There is no current cure for Alzheimer’s. At the same time, it is one of the most destructive diseases in America, destructive in the health of the individuals who have it, and destructive in the way it affects the lives of family members. Almost everyone we know is touched by its effects, either through direct family experience or because of someone we know. Alzheimer’s is now the 6th leading cause of death in the United States. More than 5 million Americans are living with Alzheimer’s. By 2050, this number could rise as high as 16 million. In 2017 Alzheimer’s and other dementias will cost the nation $259 billion and by 2050 could rise to $1.1 trillion. Since 2000, deaths from heart disease have decreased by 14% while deaths from Alzheimer’s disease have increased by 89%. The United States was ranked second in the Top 10 countries among deaths from dementia. These are some of the startling statistics that help define how urgently we need treatments and potential cures.
Today, there is a worldwide effort under way to find better ways to treat the disease, delay its onset, and prevent it from developing. Research continues to explore therapies, preventions and concepts for slowing the disease. One of the newest concepts that is being tested is photobiomodulation light therapy, which was developed by Dr. Lew Lim, Founder & CEO of Vielight Inc. and co-inventor of several wearable photobiomodulation (PBM) / low level light therapy devices.
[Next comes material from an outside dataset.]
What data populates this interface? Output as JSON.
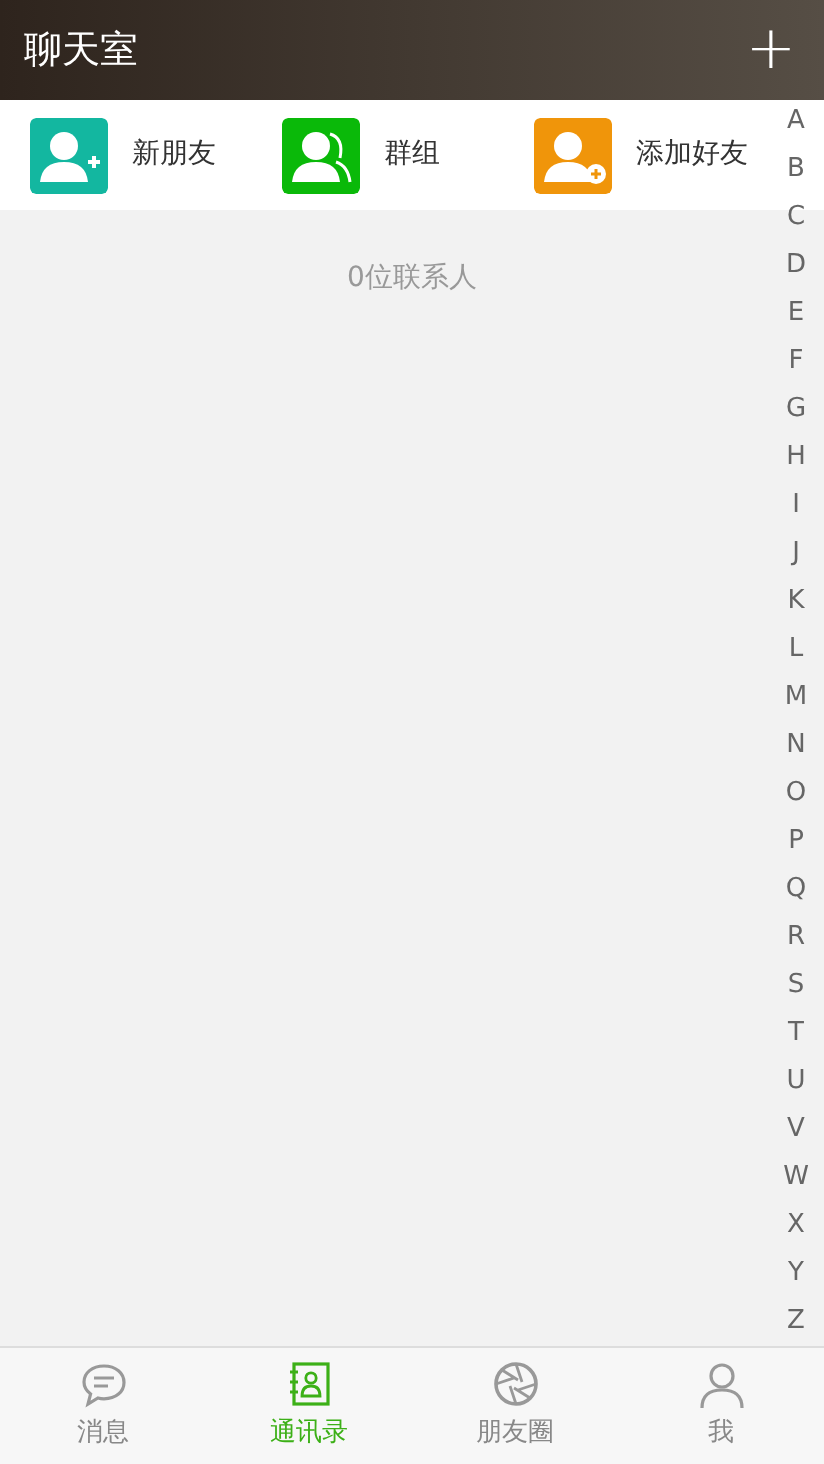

His work on Alzheimer’s disease is now in a clinical trial (that is showing promising results) studying the use of near-infrared therapy to treat Alzheimer’s disease and see how the use of light therapy could radically reduce the risk.
Dr. Kim in interviews has explained, “If you look at the epidemiology of dementia and Alzheimer’s globally … countries that are in the northern hemisphere appear to have high risk of developing dementia and Alzheimer’s. You look at the top 10 countries, they’re all countries with winter, with shorter hours,” Lim says. In a way, what we’re doing here, directing light into the brain … has a … similar effect as sunlight, but more targeted. It has specific wavelengths that have an effect on the mitochondria of the neurons. Logically, that will lead to neuronal recovery if the neurons are performing sub-optimally or are damaged. That’s been found in in-vitro studies.”
Before Dr. Lim did the study on humans, there were already at least three published studies of work done on mice and rabbits. When they directed red and infrared light to the brain, they found that the commonly accepted biomarkers, the amyloid beta plaques, were reduced. The behavior got better. When Dr. Lim did a head-to-head comparison with the drugs (with the information he had from the pivotal trial with Aricept, which is commonly prescribed for Alzheimer’s), the data he received was seven times greater, with no side effect. His next trial involves 226 people that is randomized, double-blind, placebo-controlled as well as a small study using 40 people that will be rigorously controlled. His studies show that the light therapy would have to be maintained and easy to use to continue to see results. He explained, “Alzheimer’s is a strongly degenerative disease with a lot of power on its own.” He is working on an invention that could be used at home for a few minutes every day that potentially will replicate the benefits of medical devices currently used only in clinics
While we cannot conclude spending more time in the sun or taking vitamin D will help alleviate Alzheimer’s, but it is both interesting and encouraging how broad research studies are actively searching for a cure. New discoveries in medical science happen every day; this light therapy study is just one more example of a future filled with hope for individuals and families dealing with the sadness and frustration of Alzheimer’s.